Input material:
++++
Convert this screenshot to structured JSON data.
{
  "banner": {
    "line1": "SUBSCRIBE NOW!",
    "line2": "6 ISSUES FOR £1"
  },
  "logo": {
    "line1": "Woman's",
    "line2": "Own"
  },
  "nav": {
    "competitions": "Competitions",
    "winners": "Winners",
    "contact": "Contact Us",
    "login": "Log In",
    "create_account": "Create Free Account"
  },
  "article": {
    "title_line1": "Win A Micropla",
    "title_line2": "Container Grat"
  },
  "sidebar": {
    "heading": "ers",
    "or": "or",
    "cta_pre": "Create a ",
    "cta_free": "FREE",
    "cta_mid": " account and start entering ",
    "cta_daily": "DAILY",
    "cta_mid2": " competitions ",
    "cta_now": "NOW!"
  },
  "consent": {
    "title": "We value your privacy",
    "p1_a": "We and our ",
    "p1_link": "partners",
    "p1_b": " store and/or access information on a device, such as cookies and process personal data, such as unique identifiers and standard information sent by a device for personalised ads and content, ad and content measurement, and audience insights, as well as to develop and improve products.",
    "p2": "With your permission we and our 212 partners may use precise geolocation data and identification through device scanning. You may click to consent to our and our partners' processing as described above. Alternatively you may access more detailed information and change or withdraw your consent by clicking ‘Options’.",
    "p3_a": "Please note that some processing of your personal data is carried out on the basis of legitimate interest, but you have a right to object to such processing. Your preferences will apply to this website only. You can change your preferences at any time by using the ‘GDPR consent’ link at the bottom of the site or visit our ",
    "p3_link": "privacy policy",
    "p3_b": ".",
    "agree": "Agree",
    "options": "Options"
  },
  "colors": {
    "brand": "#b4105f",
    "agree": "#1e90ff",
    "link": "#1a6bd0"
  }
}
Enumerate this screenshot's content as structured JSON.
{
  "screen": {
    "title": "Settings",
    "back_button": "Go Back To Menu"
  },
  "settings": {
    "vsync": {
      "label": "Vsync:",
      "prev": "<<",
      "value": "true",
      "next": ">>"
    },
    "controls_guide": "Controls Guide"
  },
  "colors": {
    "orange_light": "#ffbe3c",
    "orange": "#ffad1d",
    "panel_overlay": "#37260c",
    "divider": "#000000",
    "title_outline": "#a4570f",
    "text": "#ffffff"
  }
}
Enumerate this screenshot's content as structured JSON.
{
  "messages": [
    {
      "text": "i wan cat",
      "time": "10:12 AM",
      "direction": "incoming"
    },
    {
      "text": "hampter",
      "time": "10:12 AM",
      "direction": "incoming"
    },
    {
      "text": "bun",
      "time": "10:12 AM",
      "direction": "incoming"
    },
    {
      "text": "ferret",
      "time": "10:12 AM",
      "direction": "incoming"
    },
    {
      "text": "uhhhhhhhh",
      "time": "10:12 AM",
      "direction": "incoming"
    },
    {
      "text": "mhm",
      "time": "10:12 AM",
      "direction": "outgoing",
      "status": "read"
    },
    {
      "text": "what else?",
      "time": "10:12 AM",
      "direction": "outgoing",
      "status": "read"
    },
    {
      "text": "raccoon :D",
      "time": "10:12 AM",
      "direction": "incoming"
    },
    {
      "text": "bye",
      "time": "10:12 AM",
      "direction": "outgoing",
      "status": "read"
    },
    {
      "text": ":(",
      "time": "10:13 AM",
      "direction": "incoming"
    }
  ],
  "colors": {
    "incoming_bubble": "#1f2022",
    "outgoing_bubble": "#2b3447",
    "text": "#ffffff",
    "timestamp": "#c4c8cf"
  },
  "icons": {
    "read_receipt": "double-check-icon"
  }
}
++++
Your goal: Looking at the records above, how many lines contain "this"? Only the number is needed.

Answer to the exercise: 4